Five tragedies happened to the Jewish people on this day.

1. The 17th of Tamuz occurs forty days after Shabu’ot. Moshe ascended Mount Sinai on Shabu’ot and remained there for forty days. The people of Israel made the golden calf on the afternoon of the 16th of Tamuz, when they thought that Moshe was not coming down. When Moshe descended from Mount Sinai and saw the Jews worshiping the golden calf, he smashed the tablets which carried the Ten Commandments.

2. Menashe –a Jewish King, the worst sovereign of the Kingdom of Yehuda– placed on that day an idol in the Holy Sanctuary of the Temple of Jerusalem, around the year 700 BCE.

3. In the time of the First Temple, in 587 BCE, the Kohanim (priests) were forced to discontinue the offering of the daily sacrifice. This sacrifice (qorban hatamid) had been offered by the Jews since the time of the exodus of Egypt.  On the 17th of Tamuz of that year this sacrifice could not be offered anymore due to the shortage of animals caused by the siege of the city of Jerusalem by the Babylonian army.

4. Around the year 50 of the Common Era, Apostomus, a Roman captain, seized a Tora scroll and with abusive and mocking language burned the Tora in public. (According to Maimonides it was Apostomus, not Menashe, who besides burning the Tora placed an idol in the Holy Temple as well).

5. In the year 68 CE the walls of Jerusalem were breached after many months of siege by the Roman army. Three weeks after the breach of the wall, the Bet haMiqdash was destroyed on the 9th of Ab.

Because of these five tragedies we fast on the 17th of Tamuz. We also recite special prayers (tahanunim) which inspire us to mourn and repent for our transgressions and the transgressions of our ancestors.

We fast and elevate our prayers and supplications (tahanunim) to haShem, with introspection and repentance (teshuba).

Besides fasting, no additional restrictions apply, such as washing our body, wearing leather shoes, working, driving, etc.

Who is exempted from fasting?

Minors: boys under 13 and girls under 12 years old are completely exempted from fasting.

Nursing women: According to the Sephardic Minhag, after giving birth, a woman is exempt from fasting for 24 months, even if they are not actually nursing their baby.

Pregnant women, especially after the first 3 months, are exempted from this fast.

A person who is sick, with flu or fever or a person with a chronic chronic disease, for example, diabetes, is excused from fasting.

Elders should consult with their physicians if the fast might affect their health.
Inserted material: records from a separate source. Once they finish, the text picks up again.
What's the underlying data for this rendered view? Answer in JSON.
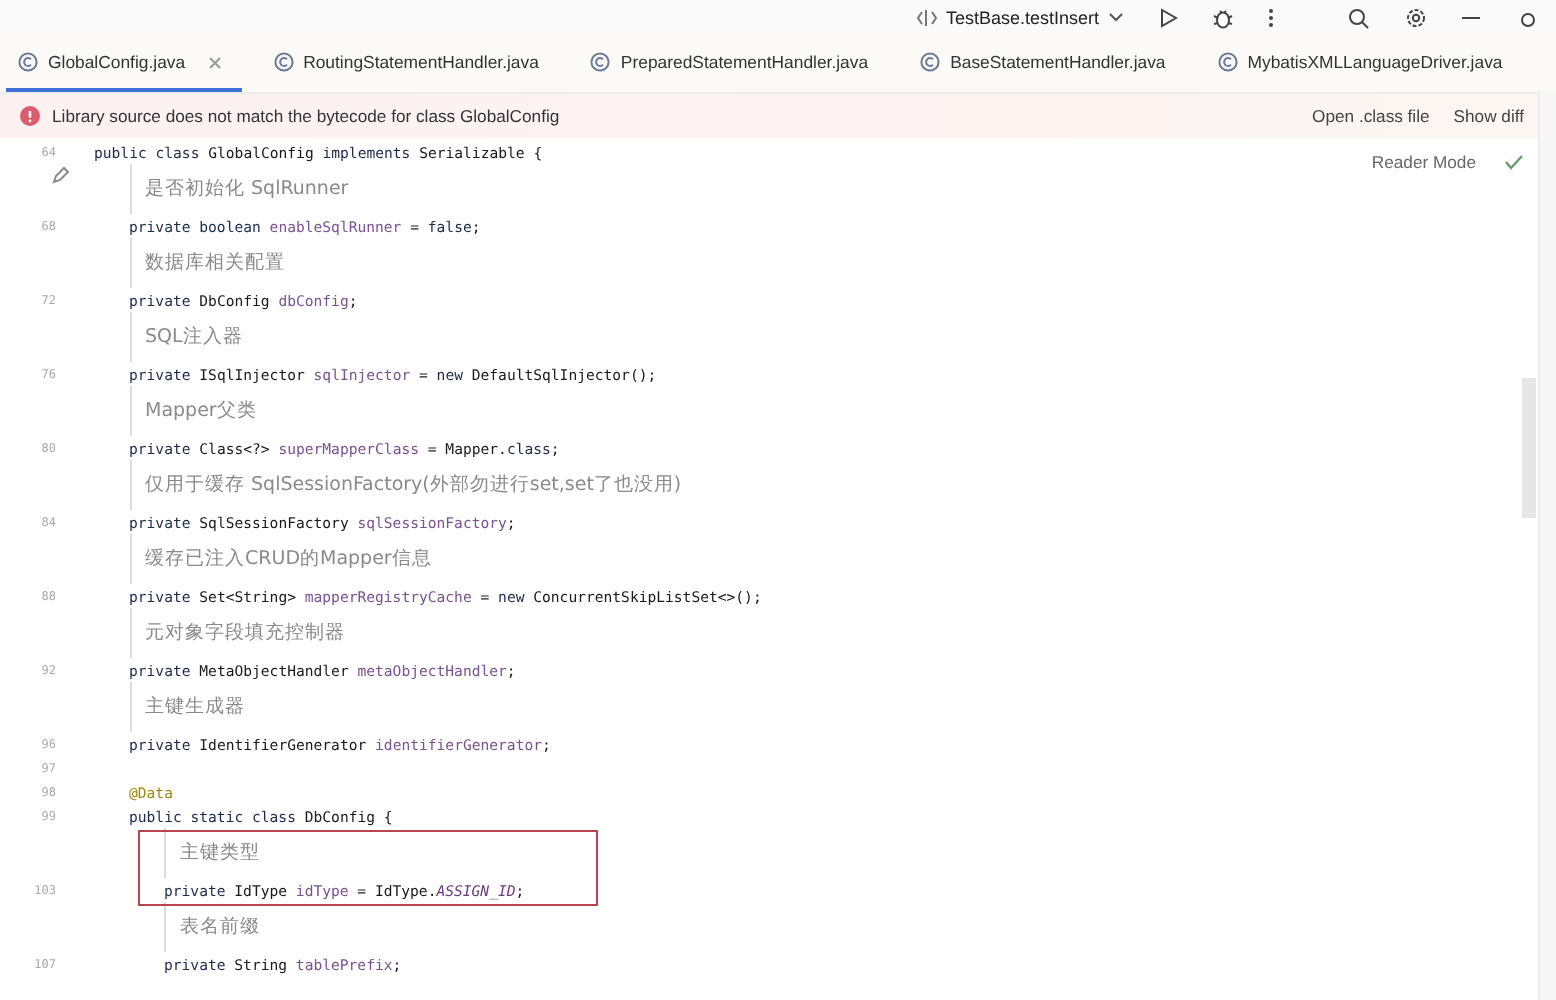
{
  "top_bar": {
    "run_config": "TestBase.testInsert"
  },
  "tabs": [
    {
      "label": "GlobalConfig.java",
      "selected": true
    },
    {
      "label": "RoutingStatementHandler.java",
      "selected": false
    },
    {
      "label": "PreparedStatementHandler.java",
      "selected": false
    },
    {
      "label": "BaseStatementHandler.java",
      "selected": false
    },
    {
      "label": "MybatisXMLLanguageDriver.java",
      "selected": false
    }
  ],
  "banner": {
    "message": "Library source does not match the bytecode for class GlobalConfig",
    "actions": [
      "Open .class file",
      "Show diff"
    ]
  },
  "editor": {
    "reader_mode": "Reader Mode",
    "lines": [
      {
        "kind": "code",
        "number": "64",
        "tokens": [
          {
            "text": "public class ",
            "kind": "keyword"
          },
          {
            "text": "GlobalConfig ",
            "kind": "plain"
          },
          {
            "text": "implements ",
            "kind": "keyword"
          },
          {
            "text": "Serializable {",
            "kind": "plain"
          }
        ],
        "children": [
          {
            "kind": "doc",
            "text": "是否初始化 SqlRunner"
          },
          {
            "kind": "code",
            "number": "68",
            "tokens": [
              {
                "text": "private boolean ",
                "kind": "keyword"
              },
              {
                "text": "enableSqlRunner",
                "kind": "field"
              },
              {
                "text": " = ",
                "kind": "plain"
              },
              {
                "text": "false",
                "kind": "keyword"
              },
              {
                "text": ";",
                "kind": "plain"
              }
            ]
          },
          {
            "kind": "doc",
            "text": "数据库相关配置"
          },
          {
            "kind": "code",
            "number": "72",
            "tokens": [
              {
                "text": "private ",
                "kind": "keyword"
              },
              {
                "text": "DbConfig ",
                "kind": "plain"
              },
              {
                "text": "dbConfig",
                "kind": "field"
              },
              {
                "text": ";",
                "kind": "plain"
              }
            ]
          },
          {
            "kind": "doc",
            "text": "SQL注入器"
          },
          {
            "kind": "code",
            "number": "76",
            "tokens": [
              {
                "text": "private ",
                "kind": "keyword"
              },
              {
                "text": "ISqlInjector ",
                "kind": "plain"
              },
              {
                "text": "sqlInjector",
                "kind": "field"
              },
              {
                "text": " = ",
                "kind": "plain"
              },
              {
                "text": "new ",
                "kind": "keyword"
              },
              {
                "text": "DefaultSqlInjector();",
                "kind": "plain"
              }
            ]
          },
          {
            "kind": "doc",
            "text": "Mapper父类"
          },
          {
            "kind": "code",
            "number": "80",
            "tokens": [
              {
                "text": "private ",
                "kind": "keyword"
              },
              {
                "text": "Class<?> ",
                "kind": "plain"
              },
              {
                "text": "superMapperClass",
                "kind": "field"
              },
              {
                "text": " = Mapper.",
                "kind": "plain"
              },
              {
                "text": "class",
                "kind": "keyword"
              },
              {
                "text": ";",
                "kind": "plain"
              }
            ]
          },
          {
            "kind": "doc",
            "text": "仅用于缓存 SqlSessionFactory(外部勿进行set,set了也没用)"
          },
          {
            "kind": "code",
            "number": "84",
            "tokens": [
              {
                "text": "private ",
                "kind": "keyword"
              },
              {
                "text": "SqlSessionFactory ",
                "kind": "plain"
              },
              {
                "text": "sqlSessionFactory",
                "kind": "field"
              },
              {
                "text": ";",
                "kind": "plain"
              }
            ]
          },
          {
            "kind": "doc",
            "text": "缓存已注入CRUD的Mapper信息"
          },
          {
            "kind": "code",
            "number": "88",
            "tokens": [
              {
                "text": "private ",
                "kind": "keyword"
              },
              {
                "text": "Set<String> ",
                "kind": "plain"
              },
              {
                "text": "mapperRegistryCache",
                "kind": "field"
              },
              {
                "text": " = ",
                "kind": "plain"
              },
              {
                "text": "new ",
                "kind": "keyword"
              },
              {
                "text": "ConcurrentSkipListSet<>();",
                "kind": "plain"
              }
            ]
          },
          {
            "kind": "doc",
            "text": "元对象字段填充控制器"
          },
          {
            "kind": "code",
            "number": "92",
            "tokens": [
              {
                "text": "private ",
                "kind": "keyword"
              },
              {
                "text": "MetaObjectHandler ",
                "kind": "plain"
              },
              {
                "text": "metaObjectHandler",
                "kind": "field"
              },
              {
                "text": ";",
                "kind": "plain"
              }
            ]
          },
          {
            "kind": "doc",
            "text": "主键生成器"
          },
          {
            "kind": "code",
            "number": "96",
            "tokens": [
              {
                "text": "private ",
                "kind": "keyword"
              },
              {
                "text": "IdentifierGenerator ",
                "kind": "plain"
              },
              {
                "text": "identifierGenerator",
                "kind": "field"
              },
              {
                "text": ";",
                "kind": "plain"
              }
            ]
          },
          {
            "kind": "blank",
            "number": "97"
          },
          {
            "kind": "code",
            "number": "98",
            "tokens": [
              {
                "text": "@Data",
                "kind": "annotation"
              }
            ]
          },
          {
            "kind": "code",
            "number": "99",
            "tokens": [
              {
                "text": "public static class ",
                "kind": "keyword"
              },
              {
                "text": "DbConfig {",
                "kind": "plain"
              }
            ],
            "children": [
              {
                "kind": "box",
                "children": [
                  {
                    "kind": "doc",
                    "text": "主键类型"
                  },
                  {
                    "kind": "code",
                    "number": "103",
                    "tokens": [
                      {
                        "text": "private ",
                        "kind": "keyword"
                      },
                      {
                        "text": "IdType ",
                        "kind": "plain"
                      },
                      {
                        "text": "idType",
                        "kind": "field"
                      },
                      {
                        "text": " = IdType.",
                        "kind": "plain"
                      },
                      {
                        "text": "ASSIGN_ID",
                        "kind": "constant"
                      },
                      {
                        "text": ";",
                        "kind": "plain"
                      }
                    ]
                  }
                ]
              },
              {
                "kind": "doc",
                "text": "表名前缀"
              },
              {
                "kind": "code",
                "number": "107",
                "tokens": [
                  {
                    "text": "private ",
                    "kind": "keyword"
                  },
                  {
                    "text": "String ",
                    "kind": "plain"
                  },
                  {
                    "text": "tablePrefix",
                    "kind": "field"
                  },
                  {
                    "text": ";",
                    "kind": "plain"
                  }
                ]
              }
            ]
          }
        ]
      }
    ]
  }
}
If so, they are exempt (and in some cases, prohibited) from fasting.

A healthy person who is affected from a temporary headache or other discomfort is allowed to swallow a pill, like a Tylenol, Ibuprofen, or any other non-chewable pill, without water.

A person affected by a more serious illness, should take his or her medication with water or in any way the physician indicates.

All healthy people should fast in remembrance of the tragedies that fell onto the Jewish people in this day.